[Items from an interface collection]

* * * * *

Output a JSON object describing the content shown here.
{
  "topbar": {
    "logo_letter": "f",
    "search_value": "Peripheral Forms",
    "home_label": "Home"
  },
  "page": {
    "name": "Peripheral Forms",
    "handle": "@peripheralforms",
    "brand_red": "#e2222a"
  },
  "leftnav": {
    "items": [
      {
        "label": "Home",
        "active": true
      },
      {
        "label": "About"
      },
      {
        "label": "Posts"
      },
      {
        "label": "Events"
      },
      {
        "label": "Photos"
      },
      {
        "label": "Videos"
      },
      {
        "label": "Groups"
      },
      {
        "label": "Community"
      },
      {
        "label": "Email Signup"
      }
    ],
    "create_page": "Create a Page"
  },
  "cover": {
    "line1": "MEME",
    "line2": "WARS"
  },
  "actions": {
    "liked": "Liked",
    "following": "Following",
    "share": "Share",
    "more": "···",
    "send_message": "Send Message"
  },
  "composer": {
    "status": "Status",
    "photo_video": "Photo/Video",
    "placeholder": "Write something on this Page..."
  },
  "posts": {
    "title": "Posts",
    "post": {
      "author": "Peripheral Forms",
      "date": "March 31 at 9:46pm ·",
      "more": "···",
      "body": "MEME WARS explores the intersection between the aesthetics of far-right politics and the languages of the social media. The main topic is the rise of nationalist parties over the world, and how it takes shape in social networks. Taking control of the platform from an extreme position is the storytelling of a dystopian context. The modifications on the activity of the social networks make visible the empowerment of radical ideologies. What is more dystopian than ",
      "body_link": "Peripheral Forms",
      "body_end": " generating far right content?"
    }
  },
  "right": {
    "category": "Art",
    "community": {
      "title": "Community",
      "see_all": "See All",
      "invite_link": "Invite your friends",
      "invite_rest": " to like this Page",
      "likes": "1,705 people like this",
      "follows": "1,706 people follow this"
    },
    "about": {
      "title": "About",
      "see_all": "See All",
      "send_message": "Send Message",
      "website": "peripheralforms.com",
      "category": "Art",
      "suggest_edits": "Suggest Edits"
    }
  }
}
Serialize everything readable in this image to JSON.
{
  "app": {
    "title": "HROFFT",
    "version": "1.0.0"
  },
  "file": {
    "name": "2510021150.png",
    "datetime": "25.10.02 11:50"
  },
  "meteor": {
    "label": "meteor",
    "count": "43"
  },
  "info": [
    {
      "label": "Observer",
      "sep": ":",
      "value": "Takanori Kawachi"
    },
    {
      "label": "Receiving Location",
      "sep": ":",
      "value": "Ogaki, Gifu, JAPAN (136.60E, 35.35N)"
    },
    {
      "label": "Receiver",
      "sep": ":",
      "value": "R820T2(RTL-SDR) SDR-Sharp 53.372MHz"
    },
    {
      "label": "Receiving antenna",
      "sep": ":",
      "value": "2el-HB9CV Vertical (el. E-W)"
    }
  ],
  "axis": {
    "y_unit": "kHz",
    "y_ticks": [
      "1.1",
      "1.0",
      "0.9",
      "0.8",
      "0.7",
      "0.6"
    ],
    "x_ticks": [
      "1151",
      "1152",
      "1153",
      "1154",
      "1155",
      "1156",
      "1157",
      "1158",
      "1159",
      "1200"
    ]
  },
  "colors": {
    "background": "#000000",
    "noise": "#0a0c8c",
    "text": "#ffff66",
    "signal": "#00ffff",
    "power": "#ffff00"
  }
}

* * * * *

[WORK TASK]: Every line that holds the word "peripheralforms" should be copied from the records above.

[TASK RESPONSE]:
    "handle": "@peripheralforms",
      "website": "peripheralforms.com",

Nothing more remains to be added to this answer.